November 2022 | Volume 24 No. 1
The Eyes Have It
Cataracts are a common disease of the eye affecting vision especially among older people. The problem is easily cured, but in Hong Kong the wait for cataract surgery in the public health system is among the longest in the developed world, at three to four years. During that time, vision gets worse.
Now, two initiatives launched through the new HKU Eye Centre, operated by the Department of Ophthalmology, will provide some relief to patients most in need.
With funding support from Sun Hung Kai, the HKU Eye Centre is providing free eye examinations and cataract surgery to socially disadvantaged patients identified by the Hong Kong Sheng Kung Hui Welfare Council, with the aim of providing about 500 cataract surgeries.
And by the end of the year, the HKU Eye Centre will launch a one-year programme with Orbis, a non-governmental organisation with international programmes focussed on the prevention of blindness and the treatment of blinding eye diseases, to provide eye checks to about 3,000 residents living in public housing estates across Hong Kong. This will also give researchers an idea of the prevalence of blindness and other eye diseases such as glaucoma, using technologies developed at HKU.
“We can examine these patients with advanced ophthalmic investigations and at the same time the investigation results will benefit our research,” said Professor Christopher Leung Kai-shun, Head of Ophthalmology.
New centre is a catalyst
The catalyst for these initiatives has been the opening of the new HKU Eye Centre near Wong Chuk Hang MTR station, which has three consultation rooms, two operating theatres, an opticians’ area and high-end equipment that is being used to pursue impactful translational research. The centre consolidates the work of ophthalmology at HKU in ways that were not possible before.
“We used to be scattered across different areas of southern Hong Kong to provide ophthalmic care for our patients, but now we have our equipment and staff mostly in one place. We are now able to combine resources not just in terms of hardware and manpower, but also patients,” Professor Leung said.
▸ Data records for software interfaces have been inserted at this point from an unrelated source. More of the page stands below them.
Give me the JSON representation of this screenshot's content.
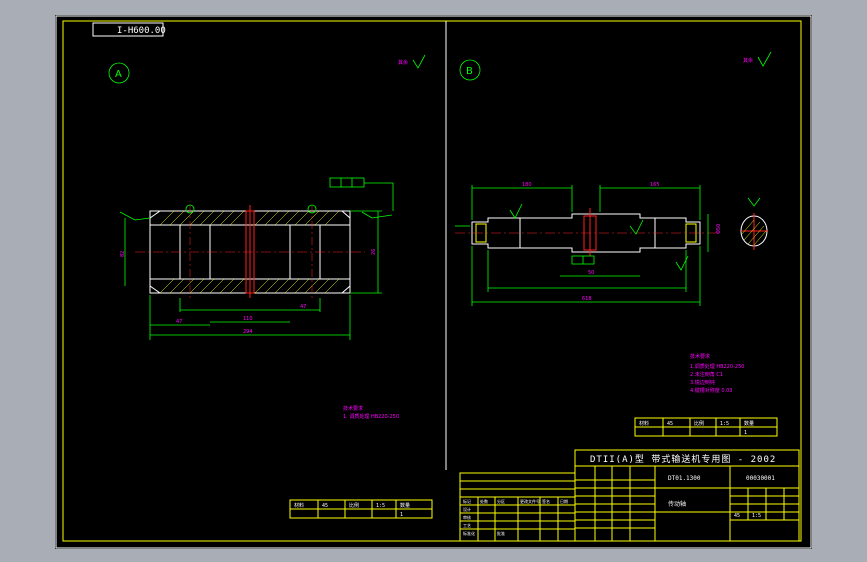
{
  "drawing_code_label": "I-H600.00",
  "view_a_label": "A",
  "view_b_label": "B",
  "roughness_note_left": "其余",
  "roughness_note_right": "其余",
  "tech_notes_left": [
    "技术要求",
    "1. 调质处理 HB220-250"
  ],
  "tech_notes_right": [
    "技术要求",
    "1.调质处理 HB220-250",
    "2.未注倒角 C1",
    "3.锐边倒钝",
    "4.键槽对称度 0.03"
  ],
  "dims_left": {
    "overall": "294",
    "left_seg": "47",
    "mid_seg": "110",
    "right_seg": "47",
    "mid_width": "26",
    "inner_left": "82"
  },
  "dims_right": {
    "overall": "618",
    "left_len": "180",
    "right_len": "165",
    "key_len": "50",
    "dia": "Φ50"
  },
  "title_block": {
    "title": "DTII(A)型 带式输送机专用图 - 2002",
    "code": "DT01-1300",
    "part_no": "00030001",
    "part_name": "传动轴",
    "material": "45",
    "scale": "1:5",
    "rows": [
      "标记",
      "处数",
      "分区",
      "更改文件号",
      "签名",
      "日期"
    ],
    "roles": [
      "设计",
      "审核",
      "工艺",
      "标准化",
      "批准"
    ]
  },
  "small_tables": {
    "left": {
      "h1": "材料",
      "h2": "45",
      "h3": "比例",
      "h4": "1:5",
      "h5": "数量",
      "h6": "1"
    },
    "right": {
      "h1": "材料",
      "h2": "45",
      "h3": "比例",
      "h4": "1:5",
      "h5": "数量",
      "h6": "1"
    }
  },
  "title_small_left": "DT01.1300",
  "title_small_right": "00030001",
  "part_name_label": "传动轴"
}
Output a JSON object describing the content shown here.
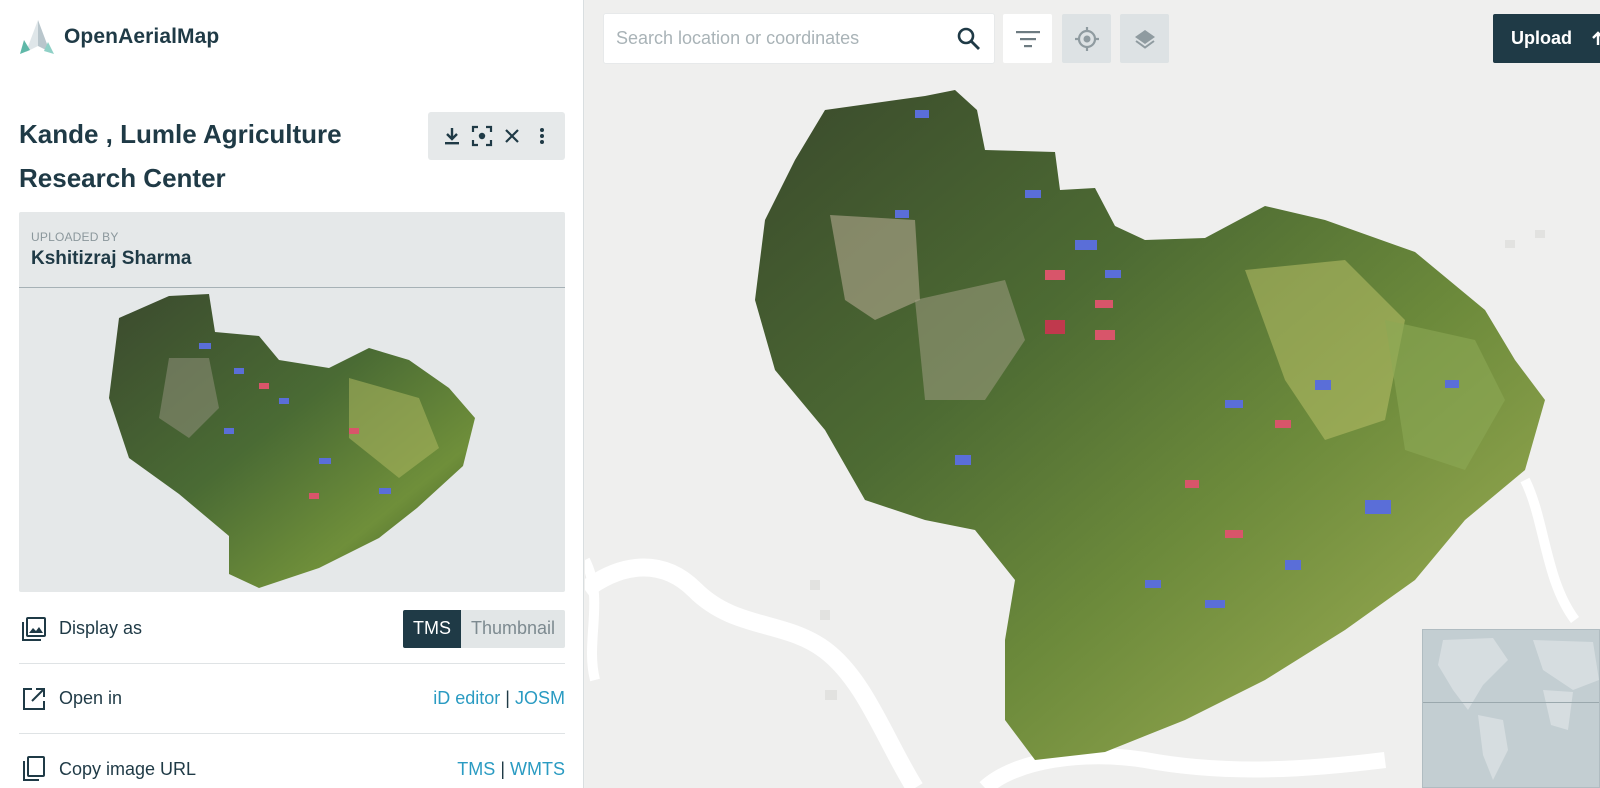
{
  "app": {
    "name": "OpenAerialMap"
  },
  "image": {
    "title": "Kande , Lumle Agriculture Research Center",
    "uploaded_by_label": "UPLOADED BY",
    "uploader": "Kshitizraj Sharma"
  },
  "actions": {
    "icons": [
      "download-icon",
      "zoom-to-fit-icon",
      "close-icon",
      "more-vert-icon"
    ]
  },
  "display_as": {
    "label": "Display as",
    "options": [
      "TMS",
      "Thumbnail"
    ],
    "selected": "TMS"
  },
  "open_in": {
    "label": "Open in",
    "link_1": "iD editor",
    "separator": "|",
    "link_2": "JOSM"
  },
  "copy_url": {
    "label": "Copy image URL",
    "link_1": "TMS",
    "separator": "|",
    "link_2": "WMTS"
  },
  "toolbar": {
    "search_placeholder": "Search location or coordinates",
    "upload_label": "Upload"
  },
  "colors": {
    "primary": "#1f3a46",
    "link": "#2a9bc2",
    "accent_logo": "#5fb8a8"
  }
}
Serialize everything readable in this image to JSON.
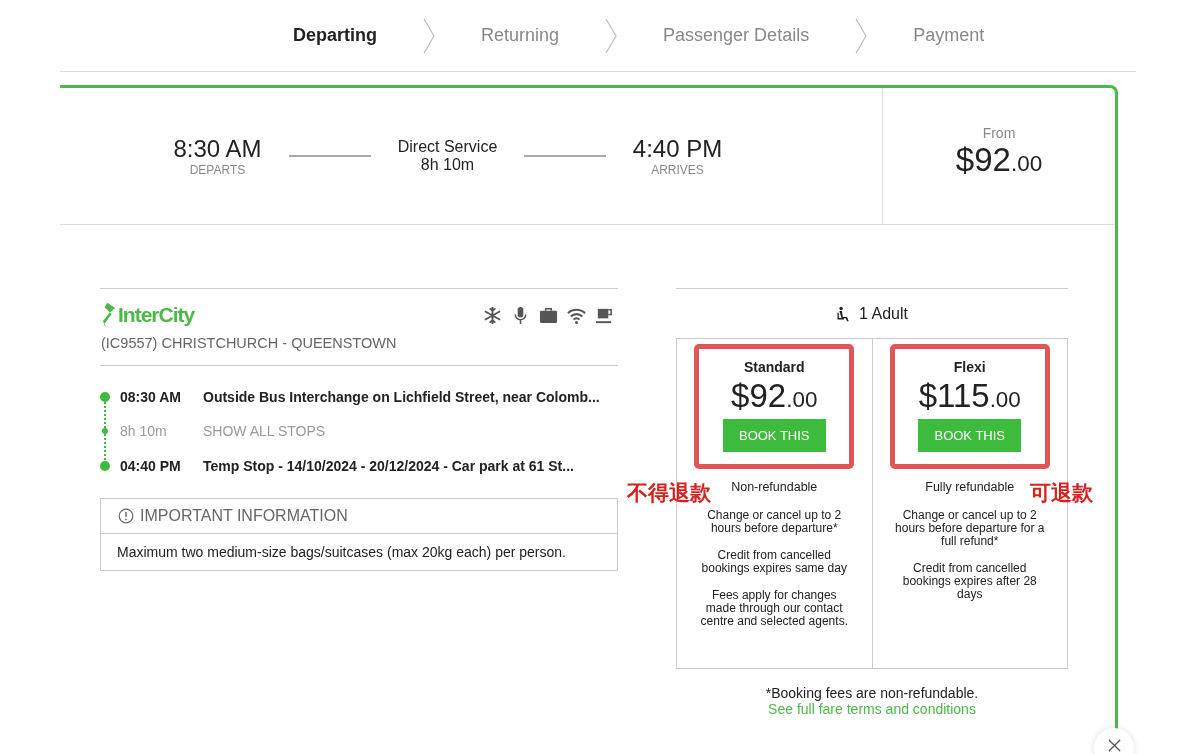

Ophthalmology is a relatively new speciality in the Li Ka Shing Faculty of Medicine and only became its own department in 2012. Teaching, research and patient care have taken place at Grantham Hospital, Queen Mary Hospital and Gleneagles Hospital (for private patients) and while these activities will continue, the HKU Eye Centre consolidates research in particular and gives the Department more autonomy in research and charity programmes.
For instance, it has developed a new tool, called ROTA for Retinal nerve fibre layer Optical Texture Analysis, that can measure the trajectories and optical texture signals of nerve fibres in the eye, which is important for diagnosing glaucoma and other forms of optic nerve diseases. This has been patented and is being licensed to other parts of the world.
They are also working with Topcon Corporation of Japan to look at small vessels of the eye, the outcome of which could have implications beyond ophthalmology. “If the small vessel becomes blocked, you can have a stroke of the eye, just like you might have a heart attack or stroke when a major artery is blocked. In years to come, we hope to look at whether there is potential in developing this technology as a biomarker to predict who might develop cardiovascular or cerebrovascular diseases. The eye is the only organ where we can visualise the blood vessels and nerves in vivo, meaning without any cutting or dissection,” he said.
The HKU Eye Centre is equipped with state-of-the-art facilities, including optical biometry, cornea/anterior segment optical coherence tomography and 3D digital surgical microscope.
The HKU Eye Centre uses its advanced equipment to benefit patients from all walks of life. Its academic staff have both public and private patients, as well as charity patients.
Teaching will also be supported at the centre. Professor Leung said the Department recently entered into a collaboration with Kowloon East cluster that will give students exposure to patients from a broader socioeconomic spectrum than they might find on Hong Kong Island South. “We expect the diseases may be more severe or they will have more complicated types of disease and other medical conditions,” he said.
He noted this was the first HKU clinical services centre outside campus not affiliated with a hospital. This is possible because 95 per cent of ophthalmic surgeries are performed in day-care centres. “A cataract surgery, for instance, is a relatively straightforward procedure nowadays and takes 10 or 15 minutes. We can generate this kind of immediate impact,” he said.
Getting the HKU Eye Centre and various programmes up and running has been a whirlwind ride for Professor Leung, who joined HKU in March 2021. He said it would not be possible without the support of HKUMed, HKU’s Estates Office and Finance and Enterprises Office, and Sun Hung Kai. “This has really been a huge opportunity,” he said.
Learn more about the HKU Eye Centre here.
We can examine these patients with advanced ophthalmic investigations and at the same time the investigation results will benefit our research.
PROFESSOR CHRISTOPHER LEUNG KAI-SHUN